━━━━━ EXTRACTED MATERIAL ━━━━━

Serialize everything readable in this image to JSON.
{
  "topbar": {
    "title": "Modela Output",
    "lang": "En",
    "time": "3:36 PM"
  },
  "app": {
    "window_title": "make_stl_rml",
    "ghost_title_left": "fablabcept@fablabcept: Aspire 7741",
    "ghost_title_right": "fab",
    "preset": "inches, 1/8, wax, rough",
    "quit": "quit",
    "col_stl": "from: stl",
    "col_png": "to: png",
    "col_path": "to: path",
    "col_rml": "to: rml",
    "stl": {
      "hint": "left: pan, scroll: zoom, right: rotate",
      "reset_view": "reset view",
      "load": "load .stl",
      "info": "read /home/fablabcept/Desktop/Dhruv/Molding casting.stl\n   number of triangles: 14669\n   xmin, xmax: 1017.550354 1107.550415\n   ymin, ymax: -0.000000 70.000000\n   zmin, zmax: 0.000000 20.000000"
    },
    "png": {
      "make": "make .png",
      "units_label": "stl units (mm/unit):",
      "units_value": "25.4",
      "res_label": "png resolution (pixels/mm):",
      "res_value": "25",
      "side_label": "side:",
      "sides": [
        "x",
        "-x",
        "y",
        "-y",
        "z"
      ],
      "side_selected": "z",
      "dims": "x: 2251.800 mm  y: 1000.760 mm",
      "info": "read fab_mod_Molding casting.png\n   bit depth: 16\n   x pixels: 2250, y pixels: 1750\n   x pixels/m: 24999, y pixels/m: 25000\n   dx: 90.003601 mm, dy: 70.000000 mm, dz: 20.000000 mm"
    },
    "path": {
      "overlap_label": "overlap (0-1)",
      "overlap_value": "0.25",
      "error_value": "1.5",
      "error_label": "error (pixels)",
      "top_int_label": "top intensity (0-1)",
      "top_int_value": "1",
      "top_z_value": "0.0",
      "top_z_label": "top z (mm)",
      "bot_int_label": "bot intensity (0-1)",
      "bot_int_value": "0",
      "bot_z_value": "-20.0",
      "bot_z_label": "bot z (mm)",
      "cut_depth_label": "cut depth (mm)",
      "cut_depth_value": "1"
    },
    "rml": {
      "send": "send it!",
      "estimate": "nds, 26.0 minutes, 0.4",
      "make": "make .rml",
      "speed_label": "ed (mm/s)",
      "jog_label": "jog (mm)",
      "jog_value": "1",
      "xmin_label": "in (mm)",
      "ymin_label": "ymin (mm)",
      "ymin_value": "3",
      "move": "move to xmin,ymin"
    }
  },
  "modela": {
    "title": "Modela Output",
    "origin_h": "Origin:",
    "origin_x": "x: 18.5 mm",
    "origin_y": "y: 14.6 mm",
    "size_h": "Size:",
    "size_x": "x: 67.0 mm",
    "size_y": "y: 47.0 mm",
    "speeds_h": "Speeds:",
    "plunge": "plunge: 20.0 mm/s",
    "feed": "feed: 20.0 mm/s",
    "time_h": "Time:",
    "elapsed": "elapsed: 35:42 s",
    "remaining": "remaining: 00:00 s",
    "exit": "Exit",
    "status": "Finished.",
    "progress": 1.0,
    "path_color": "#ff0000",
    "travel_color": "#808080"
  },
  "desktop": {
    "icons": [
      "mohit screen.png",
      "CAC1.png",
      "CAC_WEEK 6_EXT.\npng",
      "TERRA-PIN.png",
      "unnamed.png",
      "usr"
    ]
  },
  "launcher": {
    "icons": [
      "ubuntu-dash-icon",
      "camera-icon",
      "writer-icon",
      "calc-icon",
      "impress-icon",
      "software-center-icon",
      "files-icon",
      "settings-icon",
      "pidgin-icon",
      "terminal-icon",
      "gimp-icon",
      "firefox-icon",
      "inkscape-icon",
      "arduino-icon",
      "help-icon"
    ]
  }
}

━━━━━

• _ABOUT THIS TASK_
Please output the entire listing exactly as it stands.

• _YOUR RESPONSE_
Serialize everything readable in this image to JSON.
{
  "topbar": {
    "title": "Modela Output",
    "lang": "En",
    "time": "3:36 PM"
  },
  "app": {
    "window_title": "make_stl_rml",
    "ghost_title_left": "fablabcept@fablabcept: Aspire 7741",
    "ghost_title_right": "fab",
    "preset": "inches, 1/8, wax, rough",
    "quit": "quit",
    "col_stl": "from: stl",
    "col_png": "to: png",
    "col_path": "to: path",
    "col_rml": "to: rml",
    "stl": {
      "hint": "left: pan, scroll: zoom, right: rotate",
      "reset_view": "reset view",
      "load": "load .stl",
      "info": "read /home/fablabcept/Desktop/Dhruv/Molding casting.stl\n   number of triangles: 14669\n   xmin, xmax: 1017.550354 1107.550415\n   ymin, ymax: -0.000000 70.000000\n   zmin, zmax: 0.000000 20.000000"
    },
    "png": {
      "make": "make .png",
      "units_label": "stl units (mm/unit):",
      "units_value": "25.4",
      "res_label": "png resolution (pixels/mm):",
      "res_value": "25",
      "side_label": "side:",
      "sides": [
        "x",
        "-x",
        "y",
        "-y",
        "z"
      ],
      "side_selected": "z",
      "dims": "x: 2251.800 mm  y: 1000.760 mm",
      "info": "read fab_mod_Molding casting.png\n   bit depth: 16\n   x pixels: 2250, y pixels: 1750\n   x pixels/m: 24999, y pixels/m: 25000\n   dx: 90.003601 mm, dy: 70.000000 mm, dz: 20.000000 mm"
    },
    "path": {
      "overlap_label": "overlap (0-1)",
      "overlap_value": "0.25",
      "error_value": "1.5",
      "error_label": "error (pixels)",
      "top_int_label": "top intensity (0-1)",
      "top_int_value": "1",
      "top_z_value": "0.0",
      "top_z_label": "top z (mm)",
      "bot_int_label": "bot intensity (0-1)",
      "bot_int_value": "0",
      "bot_z_value": "-20.0",
      "bot_z_label": "bot z (mm)",
      "cut_depth_label": "cut depth (mm)",
      "cut_depth_value": "1"
    },
    "rml": {
      "send": "send it!",
      "estimate": "nds, 26.0 minutes, 0.4",
      "make": "make .rml",
      "speed_label": "ed (mm/s)",
      "jog_label": "jog (mm)",
      "jog_value": "1",
      "xmin_label": "in (mm)",
      "ymin_label": "ymin (mm)",
      "ymin_value": "3",
      "move": "move to xmin,ymin"
    }
  },
  "modela": {
    "title": "Modela Output",
    "origin_h": "Origin:",
    "origin_x": "x: 18.5 mm",
    "origin_y": "y: 14.6 mm",
    "size_h": "Size:",
    "size_x": "x: 67.0 mm",
    "size_y": "y: 47.0 mm",
    "speeds_h": "Speeds:",
    "plunge": "plunge: 20.0 mm/s",
    "feed": "feed: 20.0 mm/s",
    "time_h": "Time:",
    "elapsed": "elapsed: 35:42 s",
    "remaining": "remaining: 00:00 s",
    "exit": "Exit",
    "status": "Finished.",
    "progress": 1.0,
    "path_color": "#ff0000",
    "travel_color": "#808080"
  },
  "desktop": {
    "icons": [
      "mohit screen.png",
      "CAC1.png",
      "CAC_WEEK 6_EXT.\npng",
      "TERRA-PIN.png",
      "unnamed.png",
      "usr"
    ]
  },
  "launcher": {
    "icons": [
      "ubuntu-dash-icon",
      "camera-icon",
      "writer-icon",
      "calc-icon",
      "impress-icon",
      "software-center-icon",
      "files-icon",
      "settings-icon",
      "pidgin-icon",
      "terminal-icon",
      "gimp-icon",
      "firefox-icon",
      "inkscape-icon",
      "arduino-icon",
      "help-icon"
    ]
  }
}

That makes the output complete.